* **Records provided**
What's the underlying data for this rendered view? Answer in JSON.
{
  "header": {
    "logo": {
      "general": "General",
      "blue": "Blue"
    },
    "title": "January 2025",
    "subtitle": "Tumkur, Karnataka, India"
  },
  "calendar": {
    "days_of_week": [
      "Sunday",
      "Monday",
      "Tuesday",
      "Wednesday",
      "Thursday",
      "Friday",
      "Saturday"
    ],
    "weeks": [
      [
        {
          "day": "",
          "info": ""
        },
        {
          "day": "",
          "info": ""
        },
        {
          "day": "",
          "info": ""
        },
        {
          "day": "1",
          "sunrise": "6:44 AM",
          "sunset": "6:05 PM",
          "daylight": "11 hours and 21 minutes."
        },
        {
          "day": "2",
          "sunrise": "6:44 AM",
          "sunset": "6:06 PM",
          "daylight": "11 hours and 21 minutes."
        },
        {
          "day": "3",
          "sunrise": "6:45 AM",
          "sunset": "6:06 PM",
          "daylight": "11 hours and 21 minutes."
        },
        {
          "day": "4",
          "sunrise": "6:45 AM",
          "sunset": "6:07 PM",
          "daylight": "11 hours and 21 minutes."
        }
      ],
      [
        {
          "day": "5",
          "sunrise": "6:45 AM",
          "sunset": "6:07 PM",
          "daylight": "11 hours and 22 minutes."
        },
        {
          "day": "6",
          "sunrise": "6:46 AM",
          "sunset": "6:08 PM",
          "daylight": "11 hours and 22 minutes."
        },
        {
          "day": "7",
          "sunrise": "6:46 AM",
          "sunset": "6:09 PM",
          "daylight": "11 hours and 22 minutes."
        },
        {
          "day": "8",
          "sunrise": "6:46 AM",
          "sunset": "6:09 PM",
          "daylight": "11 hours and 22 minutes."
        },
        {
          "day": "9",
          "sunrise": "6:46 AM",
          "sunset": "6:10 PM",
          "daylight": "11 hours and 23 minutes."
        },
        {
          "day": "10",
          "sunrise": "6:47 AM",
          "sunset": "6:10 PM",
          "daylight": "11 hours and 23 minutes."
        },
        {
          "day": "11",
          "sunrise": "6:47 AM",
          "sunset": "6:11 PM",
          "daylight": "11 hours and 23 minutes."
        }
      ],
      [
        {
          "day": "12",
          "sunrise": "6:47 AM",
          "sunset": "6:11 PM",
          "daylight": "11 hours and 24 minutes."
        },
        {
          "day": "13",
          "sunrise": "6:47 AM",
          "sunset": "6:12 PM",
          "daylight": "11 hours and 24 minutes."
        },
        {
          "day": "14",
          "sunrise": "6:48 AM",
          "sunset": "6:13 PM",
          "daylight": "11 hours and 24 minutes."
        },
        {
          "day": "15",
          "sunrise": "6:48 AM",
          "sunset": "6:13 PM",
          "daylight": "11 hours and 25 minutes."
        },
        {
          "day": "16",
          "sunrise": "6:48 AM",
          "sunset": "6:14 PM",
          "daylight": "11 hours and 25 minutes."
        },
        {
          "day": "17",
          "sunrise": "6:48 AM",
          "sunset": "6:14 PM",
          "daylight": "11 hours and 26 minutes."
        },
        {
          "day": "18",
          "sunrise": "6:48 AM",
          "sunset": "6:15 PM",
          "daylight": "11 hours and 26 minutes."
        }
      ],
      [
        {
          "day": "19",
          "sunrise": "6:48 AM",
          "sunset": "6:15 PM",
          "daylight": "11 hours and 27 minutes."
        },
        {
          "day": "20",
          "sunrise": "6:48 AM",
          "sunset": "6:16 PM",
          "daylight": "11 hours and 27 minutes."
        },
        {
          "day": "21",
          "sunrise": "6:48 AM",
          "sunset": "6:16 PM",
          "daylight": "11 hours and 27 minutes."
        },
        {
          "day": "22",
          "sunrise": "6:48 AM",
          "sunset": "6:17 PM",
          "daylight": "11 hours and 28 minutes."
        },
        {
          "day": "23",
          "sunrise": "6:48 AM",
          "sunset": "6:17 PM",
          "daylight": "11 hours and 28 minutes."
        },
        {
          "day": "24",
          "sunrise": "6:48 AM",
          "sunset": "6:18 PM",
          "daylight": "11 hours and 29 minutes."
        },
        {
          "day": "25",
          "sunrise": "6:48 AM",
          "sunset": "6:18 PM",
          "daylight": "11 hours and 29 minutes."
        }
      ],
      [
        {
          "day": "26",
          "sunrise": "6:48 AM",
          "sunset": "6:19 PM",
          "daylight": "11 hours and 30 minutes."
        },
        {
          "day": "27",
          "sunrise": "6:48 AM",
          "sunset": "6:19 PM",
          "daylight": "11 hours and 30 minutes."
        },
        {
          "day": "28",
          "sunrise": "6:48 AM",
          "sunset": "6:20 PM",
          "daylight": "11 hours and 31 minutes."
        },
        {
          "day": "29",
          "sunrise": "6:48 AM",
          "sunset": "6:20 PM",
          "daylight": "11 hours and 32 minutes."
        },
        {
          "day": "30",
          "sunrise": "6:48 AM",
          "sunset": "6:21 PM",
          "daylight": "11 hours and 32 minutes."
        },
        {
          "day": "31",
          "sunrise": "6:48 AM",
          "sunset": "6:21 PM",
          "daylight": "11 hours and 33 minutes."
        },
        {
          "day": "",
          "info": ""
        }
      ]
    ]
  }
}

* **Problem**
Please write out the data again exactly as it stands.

* **Result below**
What's the underlying data for this rendered view? Answer in JSON.
{
  "header": {
    "logo": {
      "general": "General",
      "blue": "Blue"
    },
    "title": "January 2025",
    "subtitle": "Tumkur, Karnataka, India"
  },
  "calendar": {
    "days_of_week": [
      "Sunday",
      "Monday",
      "Tuesday",
      "Wednesday",
      "Thursday",
      "Friday",
      "Saturday"
    ],
    "weeks": [
      [
        {
          "day": "",
          "info": ""
        },
        {
          "day": "",
          "info": ""
        },
        {
          "day": "",
          "info": ""
        },
        {
          "day": "1",
          "sunrise": "6:44 AM",
          "sunset": "6:05 PM",
          "daylight": "11 hours and 21 minutes."
        },
        {
          "day": "2",
          "sunrise": "6:44 AM",
          "sunset": "6:06 PM",
          "daylight": "11 hours and 21 minutes."
        },
        {
          "day": "3",
          "sunrise": "6:45 AM",
          "sunset": "6:06 PM",
          "daylight": "11 hours and 21 minutes."
        },
        {
          "day": "4",
          "sunrise": "6:45 AM",
          "sunset": "6:07 PM",
          "daylight": "11 hours and 21 minutes."
        }
      ],
      [
        {
          "day": "5",
          "sunrise": "6:45 AM",
          "sunset": "6:07 PM",
          "daylight": "11 hours and 22 minutes."
        },
        {
          "day": "6",
          "sunrise": "6:46 AM",
          "sunset": "6:08 PM",
          "daylight": "11 hours and 22 minutes."
        },
        {
          "day": "7",
          "sunrise": "6:46 AM",
          "sunset": "6:09 PM",
          "daylight": "11 hours and 22 minutes."
        },
        {
          "day": "8",
          "sunrise": "6:46 AM",
          "sunset": "6:09 PM",
          "daylight": "11 hours and 22 minutes."
        },
        {
          "day": "9",
          "sunrise": "6:46 AM",
          "sunset": "6:10 PM",
          "daylight": "11 hours and 23 minutes."
        },
        {
          "day": "10",
          "sunrise": "6:47 AM",
          "sunset": "6:10 PM",
          "daylight": "11 hours and 23 minutes."
        },
        {
          "day": "11",
          "sunrise": "6:47 AM",
          "sunset": "6:11 PM",
          "daylight": "11 hours and 23 minutes."
        }
      ],
      [
        {
          "day": "12",
          "sunrise": "6:47 AM",
          "sunset": "6:11 PM",
          "daylight": "11 hours and 24 minutes."
        },
        {
          "day": "13",
          "sunrise": "6:47 AM",
          "sunset": "6:12 PM",
          "daylight": "11 hours and 24 minutes."
        },
        {
          "day": "14",
          "sunrise": "6:48 AM",
          "sunset": "6:13 PM",
          "daylight": "11 hours and 24 minutes."
        },
        {
          "day": "15",
          "sunrise": "6:48 AM",
          "sunset": "6:13 PM",
          "daylight": "11 hours and 25 minutes."
        },
        {
          "day": "16",
          "sunrise": "6:48 AM",
          "sunset": "6:14 PM",
          "daylight": "11 hours and 25 minutes."
        },
        {
          "day": "17",
          "sunrise": "6:48 AM",
          "sunset": "6:14 PM",
          "daylight": "11 hours and 26 minutes."
        },
        {
          "day": "18",
          "sunrise": "6:48 AM",
          "sunset": "6:15 PM",
          "daylight": "11 hours and 26 minutes."
        }
      ],
      [
        {
          "day": "19",
          "sunrise": "6:48 AM",
          "sunset": "6:15 PM",
          "daylight": "11 hours and 27 minutes."
        },
        {
          "day": "20",
          "sunrise": "6:48 AM",
          "sunset": "6:16 PM",
          "daylight": "11 hours and 27 minutes."
        },
        {
          "day": "21",
          "sunrise": "6:48 AM",
          "sunset": "6:16 PM",
          "daylight": "11 hours and 27 minutes."
        },
        {
          "day": "22",
          "sunrise": "6:48 AM",
          "sunset": "6:17 PM",
          "daylight": "11 hours and 28 minutes."
        },
        {
          "day": "23",
          "sunrise": "6:48 AM",
          "sunset": "6:17 PM",
          "daylight": "11 hours and 28 minutes."
        },
        {
          "day": "24",
          "sunrise": "6:48 AM",
          "sunset": "6:18 PM",
          "daylight": "11 hours and 29 minutes."
        },
        {
          "day": "25",
          "sunrise": "6:48 AM",
          "sunset": "6:18 PM",
          "daylight": "11 hours and 29 minutes."
        }
      ],
      [
        {
          "day": "26",
          "sunrise": "6:48 AM",
          "sunset": "6:19 PM",
          "daylight": "11 hours and 30 minutes."
        },
        {
          "day": "27",
          "sunrise": "6:48 AM",
          "sunset": "6:19 PM",
          "daylight": "11 hours and 30 minutes."
        },
        {
          "day": "28",
          "sunrise": "6:48 AM",
          "sunset": "6:20 PM",
          "daylight": "11 hours and 31 minutes."
        },
        {
          "day": "29",
          "sunrise": "6:48 AM",
          "sunset": "6:20 PM",
          "daylight": "11 hours and 32 minutes."
        },
        {
          "day": "30",
          "sunrise": "6:48 AM",
          "sunset": "6:21 PM",
          "daylight": "11 hours and 32 minutes."
        },
        {
          "day": "31",
          "sunrise": "6:48 AM",
          "sunset": "6:21 PM",
          "daylight": "11 hours and 33 minutes."
        },
        {
          "day": "",
          "info": ""
        }
      ]
    ]
  }
}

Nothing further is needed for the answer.